• Your objective:
Search the records for the string "date", then copy each line where it appears.

Excerpts from a dataset
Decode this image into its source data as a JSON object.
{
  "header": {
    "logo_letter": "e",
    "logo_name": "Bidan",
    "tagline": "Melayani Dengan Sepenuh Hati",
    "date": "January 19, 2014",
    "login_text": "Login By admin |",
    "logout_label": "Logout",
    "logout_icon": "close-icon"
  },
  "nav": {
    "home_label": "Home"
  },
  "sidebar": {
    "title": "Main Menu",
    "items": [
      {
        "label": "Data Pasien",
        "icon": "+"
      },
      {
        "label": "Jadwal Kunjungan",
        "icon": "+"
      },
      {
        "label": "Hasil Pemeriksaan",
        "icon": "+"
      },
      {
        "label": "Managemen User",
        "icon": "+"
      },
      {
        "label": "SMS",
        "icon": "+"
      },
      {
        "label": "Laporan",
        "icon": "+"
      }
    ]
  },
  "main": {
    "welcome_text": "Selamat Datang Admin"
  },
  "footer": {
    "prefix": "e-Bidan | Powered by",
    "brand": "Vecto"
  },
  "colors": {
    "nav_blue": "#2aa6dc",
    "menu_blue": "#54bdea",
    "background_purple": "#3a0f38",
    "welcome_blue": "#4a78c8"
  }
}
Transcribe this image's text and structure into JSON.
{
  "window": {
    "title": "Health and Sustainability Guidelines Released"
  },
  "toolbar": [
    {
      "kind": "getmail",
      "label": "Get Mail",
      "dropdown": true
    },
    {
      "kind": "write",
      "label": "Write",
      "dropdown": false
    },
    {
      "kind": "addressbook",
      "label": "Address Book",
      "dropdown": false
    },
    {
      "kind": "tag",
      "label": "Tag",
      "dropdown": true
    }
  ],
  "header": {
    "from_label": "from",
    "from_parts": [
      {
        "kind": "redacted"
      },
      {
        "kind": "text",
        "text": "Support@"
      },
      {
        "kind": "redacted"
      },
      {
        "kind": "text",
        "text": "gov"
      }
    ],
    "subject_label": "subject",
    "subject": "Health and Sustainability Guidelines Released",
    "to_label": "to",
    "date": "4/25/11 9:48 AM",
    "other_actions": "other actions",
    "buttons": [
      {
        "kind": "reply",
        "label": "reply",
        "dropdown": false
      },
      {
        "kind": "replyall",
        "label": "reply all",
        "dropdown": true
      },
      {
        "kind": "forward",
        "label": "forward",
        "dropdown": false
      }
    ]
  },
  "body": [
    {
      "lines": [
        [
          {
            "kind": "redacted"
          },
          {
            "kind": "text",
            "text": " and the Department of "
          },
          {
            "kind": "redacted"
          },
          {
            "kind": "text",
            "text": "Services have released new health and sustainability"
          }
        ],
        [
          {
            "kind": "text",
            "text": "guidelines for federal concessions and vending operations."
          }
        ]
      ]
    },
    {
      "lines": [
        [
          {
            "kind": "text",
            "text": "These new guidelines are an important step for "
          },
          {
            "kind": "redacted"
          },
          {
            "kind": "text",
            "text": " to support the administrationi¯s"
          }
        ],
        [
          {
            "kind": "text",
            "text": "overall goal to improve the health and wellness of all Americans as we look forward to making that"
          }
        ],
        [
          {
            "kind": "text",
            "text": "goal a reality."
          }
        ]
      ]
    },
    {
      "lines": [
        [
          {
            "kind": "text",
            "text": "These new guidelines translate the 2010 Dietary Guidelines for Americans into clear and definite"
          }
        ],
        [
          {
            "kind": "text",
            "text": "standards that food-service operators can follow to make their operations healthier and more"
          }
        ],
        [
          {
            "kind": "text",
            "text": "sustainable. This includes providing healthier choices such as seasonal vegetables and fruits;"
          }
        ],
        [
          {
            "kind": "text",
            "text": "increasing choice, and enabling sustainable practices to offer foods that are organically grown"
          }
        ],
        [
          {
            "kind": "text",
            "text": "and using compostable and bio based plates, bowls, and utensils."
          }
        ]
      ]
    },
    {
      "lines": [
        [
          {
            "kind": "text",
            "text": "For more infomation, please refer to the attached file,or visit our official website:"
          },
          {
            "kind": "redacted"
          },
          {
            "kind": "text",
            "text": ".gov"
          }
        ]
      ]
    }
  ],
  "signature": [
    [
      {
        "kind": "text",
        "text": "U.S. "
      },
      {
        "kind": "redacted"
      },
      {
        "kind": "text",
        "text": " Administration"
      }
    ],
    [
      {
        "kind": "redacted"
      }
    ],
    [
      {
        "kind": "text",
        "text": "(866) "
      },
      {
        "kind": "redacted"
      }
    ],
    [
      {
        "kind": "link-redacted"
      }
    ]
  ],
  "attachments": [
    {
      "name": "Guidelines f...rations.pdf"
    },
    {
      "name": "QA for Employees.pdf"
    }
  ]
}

• Task answer:
    "date": "January 19, 2014",
    "date": "4/25/11 9:48 AM",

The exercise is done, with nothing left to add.